══ INPUT

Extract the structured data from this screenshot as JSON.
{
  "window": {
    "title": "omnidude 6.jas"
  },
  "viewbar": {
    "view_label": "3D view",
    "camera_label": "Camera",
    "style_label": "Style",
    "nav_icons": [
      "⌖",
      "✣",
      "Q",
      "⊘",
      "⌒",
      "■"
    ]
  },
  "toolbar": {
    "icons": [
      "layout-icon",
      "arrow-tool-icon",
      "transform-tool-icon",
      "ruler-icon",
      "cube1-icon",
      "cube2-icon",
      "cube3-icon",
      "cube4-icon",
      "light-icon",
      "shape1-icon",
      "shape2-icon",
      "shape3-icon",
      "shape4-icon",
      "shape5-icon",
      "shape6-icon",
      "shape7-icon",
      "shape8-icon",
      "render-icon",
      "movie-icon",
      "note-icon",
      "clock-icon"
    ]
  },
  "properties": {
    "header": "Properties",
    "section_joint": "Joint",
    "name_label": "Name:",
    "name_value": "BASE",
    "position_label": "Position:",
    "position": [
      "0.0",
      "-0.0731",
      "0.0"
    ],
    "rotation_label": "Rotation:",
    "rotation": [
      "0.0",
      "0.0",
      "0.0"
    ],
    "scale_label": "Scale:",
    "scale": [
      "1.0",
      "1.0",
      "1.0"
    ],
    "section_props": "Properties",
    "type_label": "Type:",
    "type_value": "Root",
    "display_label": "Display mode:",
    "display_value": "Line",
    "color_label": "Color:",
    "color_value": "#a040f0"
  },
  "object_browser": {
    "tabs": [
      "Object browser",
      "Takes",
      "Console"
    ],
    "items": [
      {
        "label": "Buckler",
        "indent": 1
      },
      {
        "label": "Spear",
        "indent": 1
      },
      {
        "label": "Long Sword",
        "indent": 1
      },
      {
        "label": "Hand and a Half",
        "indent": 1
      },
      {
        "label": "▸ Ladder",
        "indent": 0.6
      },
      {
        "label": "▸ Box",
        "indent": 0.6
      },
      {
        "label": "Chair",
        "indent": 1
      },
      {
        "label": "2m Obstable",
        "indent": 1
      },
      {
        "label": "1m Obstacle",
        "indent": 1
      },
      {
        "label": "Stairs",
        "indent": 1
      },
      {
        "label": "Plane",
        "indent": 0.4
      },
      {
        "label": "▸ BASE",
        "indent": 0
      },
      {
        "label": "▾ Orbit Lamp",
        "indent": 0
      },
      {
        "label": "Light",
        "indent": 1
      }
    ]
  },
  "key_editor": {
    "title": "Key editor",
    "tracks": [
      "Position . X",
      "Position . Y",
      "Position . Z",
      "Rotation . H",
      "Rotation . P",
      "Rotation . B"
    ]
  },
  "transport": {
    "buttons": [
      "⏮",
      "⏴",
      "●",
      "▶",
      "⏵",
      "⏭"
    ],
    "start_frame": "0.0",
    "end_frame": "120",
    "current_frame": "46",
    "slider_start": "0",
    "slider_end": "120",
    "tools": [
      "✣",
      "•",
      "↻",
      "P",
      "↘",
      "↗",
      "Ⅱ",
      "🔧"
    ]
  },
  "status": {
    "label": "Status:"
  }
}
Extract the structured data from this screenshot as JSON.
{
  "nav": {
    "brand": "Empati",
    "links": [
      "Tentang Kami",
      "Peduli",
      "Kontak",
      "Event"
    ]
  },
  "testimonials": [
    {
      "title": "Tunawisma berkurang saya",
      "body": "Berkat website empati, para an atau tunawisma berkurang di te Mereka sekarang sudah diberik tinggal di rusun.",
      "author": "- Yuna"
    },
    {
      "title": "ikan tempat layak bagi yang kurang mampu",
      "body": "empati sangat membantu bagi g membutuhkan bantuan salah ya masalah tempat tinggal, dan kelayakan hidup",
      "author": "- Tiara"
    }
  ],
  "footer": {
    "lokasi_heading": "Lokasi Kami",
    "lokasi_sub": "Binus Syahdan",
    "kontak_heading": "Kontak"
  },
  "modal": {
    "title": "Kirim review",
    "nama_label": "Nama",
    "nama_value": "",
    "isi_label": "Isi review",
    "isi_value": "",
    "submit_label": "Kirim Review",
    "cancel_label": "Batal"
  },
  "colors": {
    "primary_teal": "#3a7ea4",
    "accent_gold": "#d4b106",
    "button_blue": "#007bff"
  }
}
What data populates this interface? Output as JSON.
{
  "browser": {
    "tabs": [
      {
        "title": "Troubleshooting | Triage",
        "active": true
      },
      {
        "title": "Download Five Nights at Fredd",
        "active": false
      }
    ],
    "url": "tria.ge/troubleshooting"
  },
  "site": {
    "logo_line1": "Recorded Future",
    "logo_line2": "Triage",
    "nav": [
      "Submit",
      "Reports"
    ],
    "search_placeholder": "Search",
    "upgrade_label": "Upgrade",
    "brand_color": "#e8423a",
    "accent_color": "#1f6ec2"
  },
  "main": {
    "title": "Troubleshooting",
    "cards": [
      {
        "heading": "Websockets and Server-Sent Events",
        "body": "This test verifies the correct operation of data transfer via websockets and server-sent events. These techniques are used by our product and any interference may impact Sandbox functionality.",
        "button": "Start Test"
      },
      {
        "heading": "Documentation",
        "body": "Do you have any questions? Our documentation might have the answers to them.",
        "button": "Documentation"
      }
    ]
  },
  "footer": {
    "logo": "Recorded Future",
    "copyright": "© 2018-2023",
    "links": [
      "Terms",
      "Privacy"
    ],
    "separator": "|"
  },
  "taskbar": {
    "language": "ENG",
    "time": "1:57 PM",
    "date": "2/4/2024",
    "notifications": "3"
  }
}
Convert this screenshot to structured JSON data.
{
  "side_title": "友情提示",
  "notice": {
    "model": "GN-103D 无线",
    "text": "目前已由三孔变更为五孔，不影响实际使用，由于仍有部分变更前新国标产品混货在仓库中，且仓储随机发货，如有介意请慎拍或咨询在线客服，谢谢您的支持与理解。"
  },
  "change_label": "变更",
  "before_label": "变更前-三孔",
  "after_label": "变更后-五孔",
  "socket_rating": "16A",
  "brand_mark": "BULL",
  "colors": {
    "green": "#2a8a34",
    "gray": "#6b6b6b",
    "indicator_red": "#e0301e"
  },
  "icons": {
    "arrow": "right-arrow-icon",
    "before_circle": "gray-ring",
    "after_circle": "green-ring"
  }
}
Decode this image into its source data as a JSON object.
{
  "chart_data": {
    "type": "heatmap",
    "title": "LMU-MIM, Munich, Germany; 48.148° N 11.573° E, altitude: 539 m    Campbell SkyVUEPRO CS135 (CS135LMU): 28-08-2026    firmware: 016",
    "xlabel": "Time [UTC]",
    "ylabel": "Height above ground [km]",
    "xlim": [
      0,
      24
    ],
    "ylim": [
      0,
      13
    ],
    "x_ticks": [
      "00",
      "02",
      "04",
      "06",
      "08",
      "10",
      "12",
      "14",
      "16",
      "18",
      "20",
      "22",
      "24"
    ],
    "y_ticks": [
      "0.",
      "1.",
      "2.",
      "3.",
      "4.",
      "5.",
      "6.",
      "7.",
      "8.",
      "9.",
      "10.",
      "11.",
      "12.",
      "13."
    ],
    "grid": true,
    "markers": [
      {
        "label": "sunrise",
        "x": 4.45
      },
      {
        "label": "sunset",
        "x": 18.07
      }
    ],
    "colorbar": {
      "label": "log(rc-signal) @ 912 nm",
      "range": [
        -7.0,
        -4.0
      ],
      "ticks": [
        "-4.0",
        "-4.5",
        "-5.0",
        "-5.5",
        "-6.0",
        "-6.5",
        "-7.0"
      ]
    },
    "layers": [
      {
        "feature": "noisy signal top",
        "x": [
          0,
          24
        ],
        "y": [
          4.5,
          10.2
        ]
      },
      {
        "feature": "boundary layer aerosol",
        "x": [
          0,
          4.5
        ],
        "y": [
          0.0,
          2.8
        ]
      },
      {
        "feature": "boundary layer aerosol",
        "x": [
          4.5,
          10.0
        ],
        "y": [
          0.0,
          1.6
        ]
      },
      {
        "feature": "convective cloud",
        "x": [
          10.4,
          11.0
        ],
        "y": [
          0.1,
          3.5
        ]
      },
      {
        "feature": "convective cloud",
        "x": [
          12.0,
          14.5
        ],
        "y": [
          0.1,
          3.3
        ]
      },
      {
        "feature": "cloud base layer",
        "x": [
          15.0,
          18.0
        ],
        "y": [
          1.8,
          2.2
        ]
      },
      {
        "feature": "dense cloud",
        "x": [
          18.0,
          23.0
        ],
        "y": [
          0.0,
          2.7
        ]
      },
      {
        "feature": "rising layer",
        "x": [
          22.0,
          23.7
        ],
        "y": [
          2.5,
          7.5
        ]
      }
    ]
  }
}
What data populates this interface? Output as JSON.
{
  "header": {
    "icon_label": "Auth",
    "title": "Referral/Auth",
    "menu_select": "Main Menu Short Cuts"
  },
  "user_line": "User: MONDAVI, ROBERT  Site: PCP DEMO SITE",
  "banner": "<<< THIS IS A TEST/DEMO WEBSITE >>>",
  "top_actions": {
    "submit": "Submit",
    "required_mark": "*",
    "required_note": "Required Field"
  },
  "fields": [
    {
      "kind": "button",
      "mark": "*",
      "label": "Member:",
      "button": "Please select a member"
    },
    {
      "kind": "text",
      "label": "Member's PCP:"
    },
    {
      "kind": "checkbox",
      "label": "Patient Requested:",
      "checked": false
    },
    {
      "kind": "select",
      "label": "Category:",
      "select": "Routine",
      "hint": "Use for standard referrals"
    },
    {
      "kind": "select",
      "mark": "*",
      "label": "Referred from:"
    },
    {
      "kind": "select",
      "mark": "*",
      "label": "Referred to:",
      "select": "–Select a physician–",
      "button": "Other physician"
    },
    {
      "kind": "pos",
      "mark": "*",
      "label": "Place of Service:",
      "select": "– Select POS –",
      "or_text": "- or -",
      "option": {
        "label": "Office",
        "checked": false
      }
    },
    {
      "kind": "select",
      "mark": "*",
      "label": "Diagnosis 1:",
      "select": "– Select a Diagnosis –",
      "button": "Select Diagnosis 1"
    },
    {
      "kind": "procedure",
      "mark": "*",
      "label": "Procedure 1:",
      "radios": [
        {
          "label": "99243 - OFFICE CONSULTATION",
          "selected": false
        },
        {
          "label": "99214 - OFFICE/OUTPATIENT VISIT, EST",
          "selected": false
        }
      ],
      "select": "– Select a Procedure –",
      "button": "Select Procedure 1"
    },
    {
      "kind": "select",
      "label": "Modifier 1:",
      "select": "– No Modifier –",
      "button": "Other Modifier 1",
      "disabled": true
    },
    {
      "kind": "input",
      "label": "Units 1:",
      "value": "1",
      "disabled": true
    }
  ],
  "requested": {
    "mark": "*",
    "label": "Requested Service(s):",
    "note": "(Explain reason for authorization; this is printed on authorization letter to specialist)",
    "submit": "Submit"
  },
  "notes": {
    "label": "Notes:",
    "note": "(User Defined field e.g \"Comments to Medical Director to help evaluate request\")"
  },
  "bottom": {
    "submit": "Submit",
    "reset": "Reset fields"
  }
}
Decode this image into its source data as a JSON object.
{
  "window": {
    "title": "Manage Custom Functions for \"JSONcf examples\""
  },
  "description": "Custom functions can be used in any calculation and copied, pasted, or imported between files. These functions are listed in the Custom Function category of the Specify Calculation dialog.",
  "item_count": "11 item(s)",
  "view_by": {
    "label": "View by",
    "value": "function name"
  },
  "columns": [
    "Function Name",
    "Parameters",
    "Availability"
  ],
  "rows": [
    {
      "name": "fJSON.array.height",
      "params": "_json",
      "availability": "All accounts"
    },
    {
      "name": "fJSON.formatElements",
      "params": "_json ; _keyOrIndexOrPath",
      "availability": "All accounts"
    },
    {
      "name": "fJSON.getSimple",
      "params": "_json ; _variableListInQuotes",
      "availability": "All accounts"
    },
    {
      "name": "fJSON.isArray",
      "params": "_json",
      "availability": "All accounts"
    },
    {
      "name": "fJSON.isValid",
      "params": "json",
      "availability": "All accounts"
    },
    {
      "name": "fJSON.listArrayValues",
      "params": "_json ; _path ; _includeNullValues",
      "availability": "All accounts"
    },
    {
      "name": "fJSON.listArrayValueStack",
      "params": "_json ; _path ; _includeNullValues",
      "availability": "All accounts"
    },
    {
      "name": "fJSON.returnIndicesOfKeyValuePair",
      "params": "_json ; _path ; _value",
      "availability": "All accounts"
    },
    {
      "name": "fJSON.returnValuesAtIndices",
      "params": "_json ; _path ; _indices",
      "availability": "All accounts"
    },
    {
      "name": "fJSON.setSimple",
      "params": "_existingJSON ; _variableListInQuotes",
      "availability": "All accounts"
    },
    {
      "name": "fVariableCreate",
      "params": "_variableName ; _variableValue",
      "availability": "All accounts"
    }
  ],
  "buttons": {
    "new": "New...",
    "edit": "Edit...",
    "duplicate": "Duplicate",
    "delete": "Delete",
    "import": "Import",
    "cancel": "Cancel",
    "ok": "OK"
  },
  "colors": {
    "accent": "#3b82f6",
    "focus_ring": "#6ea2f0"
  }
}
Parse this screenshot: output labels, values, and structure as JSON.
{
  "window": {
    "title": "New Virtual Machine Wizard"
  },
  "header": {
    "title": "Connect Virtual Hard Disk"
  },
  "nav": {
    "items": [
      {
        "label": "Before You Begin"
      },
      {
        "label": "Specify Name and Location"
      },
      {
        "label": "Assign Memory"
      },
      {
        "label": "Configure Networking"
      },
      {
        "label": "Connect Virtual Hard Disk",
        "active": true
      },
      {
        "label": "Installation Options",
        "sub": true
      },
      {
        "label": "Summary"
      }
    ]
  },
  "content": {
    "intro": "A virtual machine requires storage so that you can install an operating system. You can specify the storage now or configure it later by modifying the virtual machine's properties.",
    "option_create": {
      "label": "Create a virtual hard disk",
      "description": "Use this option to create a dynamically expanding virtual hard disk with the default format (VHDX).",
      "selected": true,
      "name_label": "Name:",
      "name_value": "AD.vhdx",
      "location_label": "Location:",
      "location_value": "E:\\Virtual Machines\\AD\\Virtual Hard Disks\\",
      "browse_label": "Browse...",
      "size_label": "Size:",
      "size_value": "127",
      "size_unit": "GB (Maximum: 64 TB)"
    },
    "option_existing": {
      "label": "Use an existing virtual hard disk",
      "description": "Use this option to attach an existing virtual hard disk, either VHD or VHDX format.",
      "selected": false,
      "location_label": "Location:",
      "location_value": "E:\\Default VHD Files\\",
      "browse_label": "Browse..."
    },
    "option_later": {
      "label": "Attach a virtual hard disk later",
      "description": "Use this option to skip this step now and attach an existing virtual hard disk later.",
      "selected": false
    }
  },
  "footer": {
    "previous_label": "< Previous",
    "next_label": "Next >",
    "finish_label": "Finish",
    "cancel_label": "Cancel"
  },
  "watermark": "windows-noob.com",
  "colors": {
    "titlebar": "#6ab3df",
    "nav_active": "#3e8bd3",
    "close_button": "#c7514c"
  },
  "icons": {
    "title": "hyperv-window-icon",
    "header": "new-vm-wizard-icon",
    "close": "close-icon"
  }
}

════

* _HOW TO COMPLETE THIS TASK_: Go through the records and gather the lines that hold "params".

* _RESULT BELOW_:
      "params": "_json",
      "params": "_json ; _keyOrIndexOrPath",
      "params": "_json ; _variableListInQuotes",
      "params": "_json",
      "params": "json",
      "params": "_json ; _path ; _includeNullValues",
      "params": "_json ; _path ; _includeNullValues",
      "params": "_json ; _path ; _value",
      "params": "_json ; _path ; _indices",
      "params": "_existingJSON ; _variableListInQuotes",
      "params": "_variableName ; _variableValue",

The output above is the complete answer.